The Sunny Delight Beverage Company has overhauled its iconic Sunny D drinks brand for the second time in less than two years in an attempt to re-engage with mums and their kids.
After slashing the sugar levels and updating the packaging in July 2007, it has now ditched all artificial flavourings, artificial preservatives and added sugar. The company has also replaced Sunny D’s semi-opaque bottle with a transparent one and abandoned the 2007 handwriting-annotated labelling.
The three-product range, which contains 70% natural juice compared with the current 15%, will hit shelves from late this month. It will be supported by a £4.5m marketing campaign, which breaks in time for the new school term in September.
SDBC said the reformulation and new look would win over lapsed users who had abandoned the brand after a barrage of negative publicity in the late nineties and early noughties.
It had been a challenge to make the drink healthier without compromising the flavour children liked, said Lee Taylor, international technical director at SDBC.
“We are thrilled that the widespread changes we made to our whole manufacturing platform have resulted in a product that is both natural and achieves taste parity with current Sunny D,” he said.
An Apple & Blackcurrant flavour has joined the existing Florida Orange and Caribbean variants.

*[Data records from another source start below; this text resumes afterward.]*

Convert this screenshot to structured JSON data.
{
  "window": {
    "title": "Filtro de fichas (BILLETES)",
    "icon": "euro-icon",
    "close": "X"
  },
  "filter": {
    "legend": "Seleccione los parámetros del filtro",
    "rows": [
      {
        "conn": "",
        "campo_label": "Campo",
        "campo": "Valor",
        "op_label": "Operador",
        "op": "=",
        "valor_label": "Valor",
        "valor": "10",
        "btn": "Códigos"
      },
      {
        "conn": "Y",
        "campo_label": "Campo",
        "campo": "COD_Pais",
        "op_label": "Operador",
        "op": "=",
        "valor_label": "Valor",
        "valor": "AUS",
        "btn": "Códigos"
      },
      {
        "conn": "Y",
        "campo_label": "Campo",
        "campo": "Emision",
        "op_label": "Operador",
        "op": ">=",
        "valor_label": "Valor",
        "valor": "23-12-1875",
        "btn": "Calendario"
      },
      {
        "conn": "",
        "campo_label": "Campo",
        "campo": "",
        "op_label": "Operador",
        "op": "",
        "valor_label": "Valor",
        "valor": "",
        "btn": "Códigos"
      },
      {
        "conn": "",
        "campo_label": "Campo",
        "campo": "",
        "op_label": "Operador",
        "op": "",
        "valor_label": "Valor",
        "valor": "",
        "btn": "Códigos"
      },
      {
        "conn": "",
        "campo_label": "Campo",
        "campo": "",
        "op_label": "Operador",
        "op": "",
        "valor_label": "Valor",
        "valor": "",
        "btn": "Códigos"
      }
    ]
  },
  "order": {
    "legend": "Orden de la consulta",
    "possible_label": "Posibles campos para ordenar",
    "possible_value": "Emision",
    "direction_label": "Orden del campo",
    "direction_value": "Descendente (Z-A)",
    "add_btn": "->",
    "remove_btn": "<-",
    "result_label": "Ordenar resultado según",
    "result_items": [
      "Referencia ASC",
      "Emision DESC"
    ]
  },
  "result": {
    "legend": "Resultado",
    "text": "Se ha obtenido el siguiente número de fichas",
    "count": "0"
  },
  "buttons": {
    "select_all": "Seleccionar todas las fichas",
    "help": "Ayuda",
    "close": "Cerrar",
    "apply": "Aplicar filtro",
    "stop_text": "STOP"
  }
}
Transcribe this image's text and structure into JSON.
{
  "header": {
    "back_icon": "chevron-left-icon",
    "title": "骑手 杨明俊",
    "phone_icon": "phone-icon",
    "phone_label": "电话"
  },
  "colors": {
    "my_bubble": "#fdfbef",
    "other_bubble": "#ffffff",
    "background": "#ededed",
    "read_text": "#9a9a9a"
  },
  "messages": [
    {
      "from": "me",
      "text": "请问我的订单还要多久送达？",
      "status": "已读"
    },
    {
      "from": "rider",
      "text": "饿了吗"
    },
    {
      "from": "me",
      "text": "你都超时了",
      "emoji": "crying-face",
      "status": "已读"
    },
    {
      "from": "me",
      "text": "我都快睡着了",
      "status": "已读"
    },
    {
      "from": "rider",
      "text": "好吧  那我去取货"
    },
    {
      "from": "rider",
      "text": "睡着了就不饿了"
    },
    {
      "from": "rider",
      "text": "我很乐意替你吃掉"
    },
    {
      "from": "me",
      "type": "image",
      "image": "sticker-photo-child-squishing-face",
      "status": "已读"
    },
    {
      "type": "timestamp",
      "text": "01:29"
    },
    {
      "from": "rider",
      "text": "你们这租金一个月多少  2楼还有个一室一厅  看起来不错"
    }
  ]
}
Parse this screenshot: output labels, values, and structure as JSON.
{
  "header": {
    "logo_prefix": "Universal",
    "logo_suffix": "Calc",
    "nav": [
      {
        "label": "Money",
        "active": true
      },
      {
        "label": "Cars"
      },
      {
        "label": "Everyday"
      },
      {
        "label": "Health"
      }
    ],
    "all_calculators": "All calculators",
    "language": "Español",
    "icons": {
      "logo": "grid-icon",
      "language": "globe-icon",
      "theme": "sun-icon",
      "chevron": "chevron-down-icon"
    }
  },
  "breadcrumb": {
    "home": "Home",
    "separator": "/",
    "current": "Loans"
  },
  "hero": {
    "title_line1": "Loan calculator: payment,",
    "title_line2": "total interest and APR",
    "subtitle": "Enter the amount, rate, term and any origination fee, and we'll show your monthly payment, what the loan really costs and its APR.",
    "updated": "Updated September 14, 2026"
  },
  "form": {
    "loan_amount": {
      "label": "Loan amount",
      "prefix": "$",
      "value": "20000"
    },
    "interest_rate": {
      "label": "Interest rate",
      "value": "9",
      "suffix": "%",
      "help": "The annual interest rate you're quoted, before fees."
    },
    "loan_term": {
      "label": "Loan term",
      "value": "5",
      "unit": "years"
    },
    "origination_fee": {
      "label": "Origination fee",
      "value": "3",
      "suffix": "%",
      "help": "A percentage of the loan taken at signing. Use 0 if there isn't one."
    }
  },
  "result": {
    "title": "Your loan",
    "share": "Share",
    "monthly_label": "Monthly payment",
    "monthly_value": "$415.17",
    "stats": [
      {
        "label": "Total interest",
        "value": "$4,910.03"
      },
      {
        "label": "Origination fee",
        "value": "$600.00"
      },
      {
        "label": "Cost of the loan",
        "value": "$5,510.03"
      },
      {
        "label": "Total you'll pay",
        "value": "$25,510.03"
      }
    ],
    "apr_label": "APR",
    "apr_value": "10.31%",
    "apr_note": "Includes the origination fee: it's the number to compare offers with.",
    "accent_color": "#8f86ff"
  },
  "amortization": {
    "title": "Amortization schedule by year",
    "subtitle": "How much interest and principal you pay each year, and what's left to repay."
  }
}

The 1.5-litre bottle will be delisted and replaced with a 1-litre bottle (rsp £1.45), and a new 4x330ml multipack (£3.25) will be introduced alongside the 330ml bottle.
Joe Hale, account director at brand consultancy Dragon, said the relaunch would help satisfy consumer health demands, but warned SDBC to beware the effect on its brand image. “It must ensure it doesn’t detract from its fun proposition and become an overly worthy juice brand, of which there are too many at the moment,” he said.
Procter & Gamble launched Sunny D in the UK in 1994 and sold it to SDBC in 2004.